CHESTER — Dormitories at the scenic campus of the former Chester College would be converted to senior housing, according to plans unveiled Tuesday before the Zoning Board of Adjustment.
Resident Peter Smith presented the detailed plans for the first time publicly that call for converting two dormitories to house 36 two- bedroom units for seniors. The plans were presented to the board as part of a conceptual discussion, and the board listened but took no action.
The proposal would include three single-family housing lots to be sold and would leave approximately 37 acres reserved for conservation land.
“This is really a project to try to encourage a kind of community development,” Smith said.
Another phase of the plan, depending on the financial success of the first phase, would add a three-story building to accommodate 32 independent senior apartments, Smith said.
“It’s a long-term project,” Smith said after the meeting. “It’s not something that is going to happen in two to three years.”
The college closed last year after experiencing financial problems. The approximately 70-acre campus was put up for sale and is being marketed by the NAI Norwood Group of Bedford.
About three dozen entities, including other colleges and religious organizations, have expressed interest in the property. It’s listed for approximately $2.5 million. said Chris Norwood of NAI. It was only this past spring when Smith became a potential buyer that the project began to move forward, he said.
Smith would still need to get the blessing of the town before the sale could be finalized, but the group is excited by the prospect of new ownership. “Peter is going to breathe some new life in the property,” Norwood said.
Also at the meeting, board members approved five variances to allow a one-acre lot at the front of the property to be subdivided from the larger proposed sale with Smith. The lot is the site of two administration buildings for the former college.
The action clears the way for the smaller lot, that Smith couldn’t easily use, to also be sold, Norwood said.
The parcel could be used for a small retail space or possibly as an attorney’s or civil engineer’s office, he said.Previously, board members had taken a site walk of the property. Smith agreed to present the plans to give board members a better understanding of the overall project.
“They really wanted to see the broader context, as opposed to narrowly looking at one lot,” Norwood said.Representatives of TF Moran Inc. said the variances wouldn’t alter the property and would maintain its rural character.

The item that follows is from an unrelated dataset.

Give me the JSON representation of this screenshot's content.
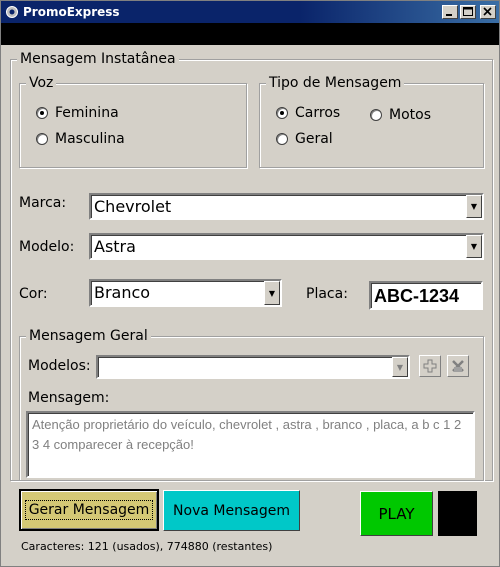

“Right now, if you are going to pass this, you’re looking at an open lawn area with trees along the roadway,” said Jeffrey Kevan, of TF Moran. “They are looking for that rural character to be maintained.”
hunter mcgee@ newstote.com